This class, which can be taken sequentially for up to six semesters, is an in-depth exploration of chamber music composition and performance. Students perform, arrange, and/or compose music, and develop an intimate analytical and stylistic knowledge of the repertoire. The music is selected from different time periods and musical styles, or composed and adapted to the skills of the individual students. All participants are encouraged to explore new instruments and roels within the group (perform, compose, and conduct). Assignments include reading and rehearsing scores, creating ad-hoc arrangements to adapt the music to the available instruments, composing new pieces, and researching the music and composers studied. The course includes encourages participation in public concerts of chamber music, given through the semester. 

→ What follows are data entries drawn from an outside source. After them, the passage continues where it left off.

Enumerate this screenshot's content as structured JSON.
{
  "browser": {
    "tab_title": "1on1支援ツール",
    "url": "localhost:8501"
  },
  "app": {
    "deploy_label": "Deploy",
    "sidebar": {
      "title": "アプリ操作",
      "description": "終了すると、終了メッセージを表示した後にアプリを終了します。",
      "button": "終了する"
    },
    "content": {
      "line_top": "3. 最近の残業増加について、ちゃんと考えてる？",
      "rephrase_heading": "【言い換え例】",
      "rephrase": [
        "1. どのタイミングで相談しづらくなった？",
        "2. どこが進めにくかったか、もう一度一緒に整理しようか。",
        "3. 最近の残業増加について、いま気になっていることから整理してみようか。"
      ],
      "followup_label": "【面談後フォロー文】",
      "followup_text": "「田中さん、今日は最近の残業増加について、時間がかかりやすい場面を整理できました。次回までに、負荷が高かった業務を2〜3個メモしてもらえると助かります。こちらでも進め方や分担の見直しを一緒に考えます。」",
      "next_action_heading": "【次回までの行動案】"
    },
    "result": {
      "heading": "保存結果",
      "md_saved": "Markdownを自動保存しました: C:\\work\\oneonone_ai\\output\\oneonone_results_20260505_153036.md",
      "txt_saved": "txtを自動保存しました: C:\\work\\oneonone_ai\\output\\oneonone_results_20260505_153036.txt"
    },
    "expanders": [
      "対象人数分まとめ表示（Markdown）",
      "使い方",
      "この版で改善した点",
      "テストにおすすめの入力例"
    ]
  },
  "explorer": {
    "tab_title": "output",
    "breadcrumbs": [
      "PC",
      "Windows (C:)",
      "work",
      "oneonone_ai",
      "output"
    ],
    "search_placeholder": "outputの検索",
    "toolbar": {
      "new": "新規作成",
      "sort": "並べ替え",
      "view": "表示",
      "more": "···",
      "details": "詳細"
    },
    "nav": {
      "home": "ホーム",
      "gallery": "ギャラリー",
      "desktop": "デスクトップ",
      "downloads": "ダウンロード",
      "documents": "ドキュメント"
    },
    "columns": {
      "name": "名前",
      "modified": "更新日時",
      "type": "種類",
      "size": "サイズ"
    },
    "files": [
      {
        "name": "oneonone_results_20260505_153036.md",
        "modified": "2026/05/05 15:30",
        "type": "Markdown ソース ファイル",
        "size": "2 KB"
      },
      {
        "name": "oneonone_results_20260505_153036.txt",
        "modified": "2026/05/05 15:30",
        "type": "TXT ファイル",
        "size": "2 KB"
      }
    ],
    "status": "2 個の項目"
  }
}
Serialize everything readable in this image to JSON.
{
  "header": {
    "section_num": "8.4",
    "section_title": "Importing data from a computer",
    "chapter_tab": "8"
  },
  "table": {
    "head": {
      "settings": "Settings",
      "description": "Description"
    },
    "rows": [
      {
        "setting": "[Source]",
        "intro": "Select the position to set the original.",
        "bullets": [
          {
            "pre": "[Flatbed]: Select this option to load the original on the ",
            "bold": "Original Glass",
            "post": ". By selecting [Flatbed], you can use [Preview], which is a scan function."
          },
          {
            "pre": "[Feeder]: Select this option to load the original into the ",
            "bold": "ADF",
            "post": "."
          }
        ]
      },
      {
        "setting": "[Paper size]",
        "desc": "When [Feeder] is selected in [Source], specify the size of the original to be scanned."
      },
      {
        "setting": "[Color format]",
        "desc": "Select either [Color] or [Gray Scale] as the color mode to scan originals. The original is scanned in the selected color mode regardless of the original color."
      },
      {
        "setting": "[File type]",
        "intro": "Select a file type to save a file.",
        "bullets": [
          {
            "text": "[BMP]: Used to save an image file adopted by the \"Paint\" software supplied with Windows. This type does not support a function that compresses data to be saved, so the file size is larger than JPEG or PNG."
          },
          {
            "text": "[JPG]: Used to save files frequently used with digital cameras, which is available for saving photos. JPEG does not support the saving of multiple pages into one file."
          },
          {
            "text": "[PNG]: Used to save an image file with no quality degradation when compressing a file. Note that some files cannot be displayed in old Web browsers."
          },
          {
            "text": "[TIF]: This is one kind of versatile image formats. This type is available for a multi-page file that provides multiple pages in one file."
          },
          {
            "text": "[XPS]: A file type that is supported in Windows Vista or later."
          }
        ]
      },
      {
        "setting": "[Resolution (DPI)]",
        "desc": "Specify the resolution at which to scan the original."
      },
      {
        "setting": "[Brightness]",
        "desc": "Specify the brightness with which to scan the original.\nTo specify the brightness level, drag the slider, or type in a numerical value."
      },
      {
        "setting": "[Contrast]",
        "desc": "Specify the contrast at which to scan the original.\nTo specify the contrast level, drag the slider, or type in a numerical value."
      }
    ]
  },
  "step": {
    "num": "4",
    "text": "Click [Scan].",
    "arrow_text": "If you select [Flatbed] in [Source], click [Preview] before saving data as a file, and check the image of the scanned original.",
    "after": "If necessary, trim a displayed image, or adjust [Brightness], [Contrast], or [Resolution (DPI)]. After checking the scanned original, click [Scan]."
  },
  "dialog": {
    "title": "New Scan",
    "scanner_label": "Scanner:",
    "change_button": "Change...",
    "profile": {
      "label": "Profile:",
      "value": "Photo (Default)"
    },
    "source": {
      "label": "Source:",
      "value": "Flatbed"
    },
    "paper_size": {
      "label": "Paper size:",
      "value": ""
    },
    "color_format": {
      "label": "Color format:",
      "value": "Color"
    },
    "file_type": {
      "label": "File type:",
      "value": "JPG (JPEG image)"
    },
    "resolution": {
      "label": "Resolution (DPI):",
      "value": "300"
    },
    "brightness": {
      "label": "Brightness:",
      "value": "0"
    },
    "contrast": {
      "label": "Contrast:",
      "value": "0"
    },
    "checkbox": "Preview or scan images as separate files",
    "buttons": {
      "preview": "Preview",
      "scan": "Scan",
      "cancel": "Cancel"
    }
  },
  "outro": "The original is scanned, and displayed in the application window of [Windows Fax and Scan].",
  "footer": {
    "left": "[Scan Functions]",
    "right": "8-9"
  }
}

Is music a language? Do musical works have “meaning”? Is there universality in the semantics of music? Are there universal ways to represent love, anger, or sadness? This introductory course explores various types of music (folk, classical, film, TV) from a semiotic perspective. The main objective is to develop a critical aural/analytical habit that helps to understand and explain the relationship between music and other art forms to which is often associated, such as literature, dance (in all of its forms, including for instance figure skating), theatre (including street performances), TV, online video, and film.